Time Travel Made Easy
Like no other place I have ever been, you can see pre-history emerge from the sand in front of you. You may be the first person in 20,000 years to see the burnt piece of emu egg uncovered in an ancient fireplace.
When humans walked this landscape around 42,000 years ago, it looked very different. A series of large lakes, filled with fish, spread out to the north. Hairy-nosed wombats foraged for food along the lake edges. Even megafauna grazed amongst the forests. Today it is dry, mostly hot and still windy.
Up until about 20,000 years ago, Lake Mungo fluctuated in depth but remained a lake – as it had no outflow. Fish, animals and people were plentiful. The climate began to change with the onset of the last ice age, when it became colder and drier. At this point Lake Mungo began to dry out forever.

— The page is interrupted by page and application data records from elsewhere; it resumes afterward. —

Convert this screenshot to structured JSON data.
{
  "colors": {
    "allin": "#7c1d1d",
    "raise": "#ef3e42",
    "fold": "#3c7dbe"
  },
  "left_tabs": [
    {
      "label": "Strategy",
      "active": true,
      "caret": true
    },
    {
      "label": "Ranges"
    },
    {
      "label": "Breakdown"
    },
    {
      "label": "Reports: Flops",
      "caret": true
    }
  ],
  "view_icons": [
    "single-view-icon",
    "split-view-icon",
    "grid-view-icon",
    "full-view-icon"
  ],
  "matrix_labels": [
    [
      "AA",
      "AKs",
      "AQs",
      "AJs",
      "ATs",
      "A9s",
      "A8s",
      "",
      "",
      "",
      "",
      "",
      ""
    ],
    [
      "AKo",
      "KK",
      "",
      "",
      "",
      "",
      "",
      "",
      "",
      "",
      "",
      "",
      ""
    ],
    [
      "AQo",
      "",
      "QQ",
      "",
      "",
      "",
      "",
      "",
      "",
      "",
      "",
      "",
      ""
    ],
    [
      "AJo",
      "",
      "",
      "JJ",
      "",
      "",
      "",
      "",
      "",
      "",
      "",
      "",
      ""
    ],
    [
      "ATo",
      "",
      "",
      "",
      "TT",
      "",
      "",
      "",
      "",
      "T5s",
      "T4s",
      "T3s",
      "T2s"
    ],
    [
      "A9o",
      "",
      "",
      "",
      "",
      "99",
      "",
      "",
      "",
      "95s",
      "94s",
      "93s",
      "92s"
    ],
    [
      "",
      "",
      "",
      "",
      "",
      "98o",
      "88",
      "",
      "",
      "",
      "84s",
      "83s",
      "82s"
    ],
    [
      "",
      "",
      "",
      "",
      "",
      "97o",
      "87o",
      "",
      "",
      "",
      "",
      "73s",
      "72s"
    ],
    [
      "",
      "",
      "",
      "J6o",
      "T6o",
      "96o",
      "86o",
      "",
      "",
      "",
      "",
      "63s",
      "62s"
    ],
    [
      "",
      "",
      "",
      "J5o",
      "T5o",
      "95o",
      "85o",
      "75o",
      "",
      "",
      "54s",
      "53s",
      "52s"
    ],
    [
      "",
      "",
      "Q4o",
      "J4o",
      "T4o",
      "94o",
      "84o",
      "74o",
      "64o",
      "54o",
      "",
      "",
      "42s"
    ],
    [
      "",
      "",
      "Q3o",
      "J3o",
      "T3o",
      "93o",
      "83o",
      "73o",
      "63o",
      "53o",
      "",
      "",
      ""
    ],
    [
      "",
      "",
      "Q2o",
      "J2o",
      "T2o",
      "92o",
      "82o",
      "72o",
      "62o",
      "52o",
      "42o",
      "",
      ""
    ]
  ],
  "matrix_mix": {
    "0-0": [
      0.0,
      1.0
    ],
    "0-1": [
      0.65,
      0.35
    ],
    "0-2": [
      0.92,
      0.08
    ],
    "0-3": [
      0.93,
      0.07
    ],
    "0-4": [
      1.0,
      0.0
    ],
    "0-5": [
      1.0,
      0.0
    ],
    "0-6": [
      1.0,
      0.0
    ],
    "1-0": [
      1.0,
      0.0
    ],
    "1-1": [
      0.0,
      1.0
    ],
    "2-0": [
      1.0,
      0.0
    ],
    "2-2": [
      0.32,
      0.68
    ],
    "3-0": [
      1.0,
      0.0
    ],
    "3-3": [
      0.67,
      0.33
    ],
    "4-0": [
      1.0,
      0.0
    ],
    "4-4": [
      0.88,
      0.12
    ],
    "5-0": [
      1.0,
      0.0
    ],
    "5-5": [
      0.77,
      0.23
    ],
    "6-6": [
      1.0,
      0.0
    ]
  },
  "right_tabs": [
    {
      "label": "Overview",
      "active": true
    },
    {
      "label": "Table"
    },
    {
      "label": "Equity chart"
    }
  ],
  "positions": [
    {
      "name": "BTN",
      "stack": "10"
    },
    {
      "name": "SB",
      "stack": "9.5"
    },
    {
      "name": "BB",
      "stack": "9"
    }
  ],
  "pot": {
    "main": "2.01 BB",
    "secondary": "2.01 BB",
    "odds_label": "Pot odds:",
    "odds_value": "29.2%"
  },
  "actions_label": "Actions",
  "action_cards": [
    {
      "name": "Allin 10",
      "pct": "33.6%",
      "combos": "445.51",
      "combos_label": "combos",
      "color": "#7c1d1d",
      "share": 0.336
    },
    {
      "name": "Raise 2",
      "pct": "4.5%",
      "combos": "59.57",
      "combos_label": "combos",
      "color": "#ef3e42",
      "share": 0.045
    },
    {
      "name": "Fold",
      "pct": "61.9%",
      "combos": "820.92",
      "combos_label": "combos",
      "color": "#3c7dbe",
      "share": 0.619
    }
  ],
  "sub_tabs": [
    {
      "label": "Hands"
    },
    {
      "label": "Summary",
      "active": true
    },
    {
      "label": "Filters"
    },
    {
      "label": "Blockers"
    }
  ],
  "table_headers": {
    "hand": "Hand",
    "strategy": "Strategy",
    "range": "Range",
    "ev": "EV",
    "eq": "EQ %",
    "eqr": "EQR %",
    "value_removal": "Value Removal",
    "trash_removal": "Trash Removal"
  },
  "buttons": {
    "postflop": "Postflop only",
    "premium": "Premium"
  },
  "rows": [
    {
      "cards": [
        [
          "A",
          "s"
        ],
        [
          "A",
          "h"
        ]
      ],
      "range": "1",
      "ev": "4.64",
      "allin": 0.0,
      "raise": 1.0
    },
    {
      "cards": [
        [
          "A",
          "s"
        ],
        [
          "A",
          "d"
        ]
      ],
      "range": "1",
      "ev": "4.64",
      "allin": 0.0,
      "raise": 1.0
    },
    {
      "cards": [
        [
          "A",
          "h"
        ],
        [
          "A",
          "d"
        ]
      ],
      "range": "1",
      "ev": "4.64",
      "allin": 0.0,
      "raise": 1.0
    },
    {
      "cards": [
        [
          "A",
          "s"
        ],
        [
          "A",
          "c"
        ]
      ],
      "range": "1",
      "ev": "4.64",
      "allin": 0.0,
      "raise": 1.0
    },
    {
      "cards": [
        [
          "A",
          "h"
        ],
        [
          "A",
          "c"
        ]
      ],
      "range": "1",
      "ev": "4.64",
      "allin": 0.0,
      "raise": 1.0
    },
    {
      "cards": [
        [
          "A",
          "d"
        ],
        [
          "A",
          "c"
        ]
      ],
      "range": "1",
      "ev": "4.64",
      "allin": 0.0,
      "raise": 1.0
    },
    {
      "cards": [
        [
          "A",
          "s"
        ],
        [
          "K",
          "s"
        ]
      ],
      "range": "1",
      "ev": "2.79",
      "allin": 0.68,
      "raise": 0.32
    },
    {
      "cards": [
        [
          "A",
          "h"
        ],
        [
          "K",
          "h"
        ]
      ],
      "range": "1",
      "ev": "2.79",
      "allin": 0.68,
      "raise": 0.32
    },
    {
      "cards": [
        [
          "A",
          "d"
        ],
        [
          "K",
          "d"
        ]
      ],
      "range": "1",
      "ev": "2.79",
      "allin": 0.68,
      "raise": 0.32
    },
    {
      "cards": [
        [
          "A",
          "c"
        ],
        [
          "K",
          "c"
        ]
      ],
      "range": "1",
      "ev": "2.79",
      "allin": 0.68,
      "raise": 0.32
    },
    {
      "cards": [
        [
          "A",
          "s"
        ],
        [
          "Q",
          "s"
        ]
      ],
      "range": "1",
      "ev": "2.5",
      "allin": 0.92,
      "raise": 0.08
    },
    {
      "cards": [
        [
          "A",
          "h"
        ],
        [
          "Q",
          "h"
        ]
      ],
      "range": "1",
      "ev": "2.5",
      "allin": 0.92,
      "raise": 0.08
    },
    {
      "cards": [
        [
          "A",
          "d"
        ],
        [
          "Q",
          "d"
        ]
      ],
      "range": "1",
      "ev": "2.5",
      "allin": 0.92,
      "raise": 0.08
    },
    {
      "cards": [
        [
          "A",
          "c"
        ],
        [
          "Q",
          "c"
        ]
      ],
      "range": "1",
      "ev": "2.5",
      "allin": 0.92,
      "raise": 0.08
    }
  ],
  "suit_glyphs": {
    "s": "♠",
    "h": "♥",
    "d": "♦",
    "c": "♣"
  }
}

There were large claypans as the waters receded. One particular day 20,000 years ago, a group of several adults, adolescents and a few children made their way across a damp claypan. A young child with the group wandered about, as the others walked. The clay captured their movements and perhaps their story.
A day or two later a small group ran across the claypan at speed, perhaps chasing a ’roo. Someone threw a spear, but missed. The spear skidded into the ground. Remarkably, one of the runners only had one leg – leaving a set of right footprints only. The wind blew and sand covered the tracks until they were discovered in 2003.
There were at least 25 individuals and around 500 prints, making this the largest collection of human footprints in the Pleistocene age anywhere in the world. After three years of study, the prints were covered with sand again so they could remain intact. Moulds of the original prints have been made and arranged as concrete tiles near the visitors’ centre.
A Lady and a Man
Even before the footprints were left, there had been generations upon generations of people living next to Lake Mungo. A particular lady had lived, and then died, here. She was cremated and the remaining bones crushed, burned again, then buried. In 1967 her remains were discovered. This is Mungo Lady.
Around the same time as Mungo Lady lived, there had been a man who was about 170cm tall. He had developed arthritis and his teeth had become worn and scratched. His right elbow was particularly damaged, probably from many years of spear throwing with a woomera. He was about 50 when he died and his family carefully buried him in the dunes, sprinkling him with red ochre. This was Mungo Man.
Both Mungo Lady and Mungo Man have been reliably dated to be up to 42,000 years old. This discovery has revolutionised the modern view of how ancient human migration took place. Three tribal groups – the Paakantji, Ngyiampaa and Mutthi Mutthi people – welcome visitors to Mungo. They wish to share their ancestors’ stories and heritage.
In contrast, Europeans settled the Willandra Lakes area only 170 years ago. In those early days of white settlement, the sheep and cattle runs were huge. The large Mungo Woolshed was built in 1869 to shear the enormous numbers of sheep. At around this time there was an influx of Chinese labourers from the goldfields.
Up until this point, many of the local Aboriginal people had worked on the extensive properties. Eventually they were displaced again and sent away to missions. The 1920s saw the subdivision of many of the old runs for veterans of WWI. That didn’t work out so well as the land had been overstocked and heavily affected by rabbits and drought.
The first tourists are thought to have begun to arrive in 1965 to visit the Walls of China. Tourists were then able to drive their vehicles wherever they chose, as the unique nature of the Walls of China was not fully understood. Today the area is protected by a collection of groups in a cooperative effort with Mungo now recognised as both a National Park and a World Heritage area.
21st Century Visitors
For us, there is lot to see and take in. It would be wise to stay overnight (maybe even a couple of nights). To walk amongst the Walls of China and see pre-history first-hand, you will need to book onto a tour with the local Aboriginal guides. This can easily been done through the NSW National Parks and Wildlife Service.
Camping options are good with two campgrounds available. Most people will use Main Camp as it is easy to get to and close to the visitors’ centre, Mungo Woolshed and a couple of walks. There are showers and flushing toilets at the visitors’ centre.
Belah Camp is on the other side of Lake Mungo and is more suited to those who want a secluded campsite. There are pit toilets and tables but fires are not permitted. If you have been travelling a while, the Mungo Shearers Quarters are available (with five rooms) next to the visitors’ centre.
This was a place that I had wanted to get to since I first heard about the discovery of Mungo Lady many years ago. It was a unique experience that doesn’t have parallels anywhere else in Australia. If you like time travel, this is the place for you.
Nearest town: Pooncarie
When to go: Any time you can, but summer can get pretty hot.
Accommodation: Two campgrounds available with Main Camp having the best facilities and Belah Camp for solitude. Shearers Quarters are also available next to the visitors’ centre.
Difficulty: All the roads are unsealed and 2WD in the dry. Rain will potentially close these roads, so best to check before going.
Further info: nationalparks.nsw.gov.au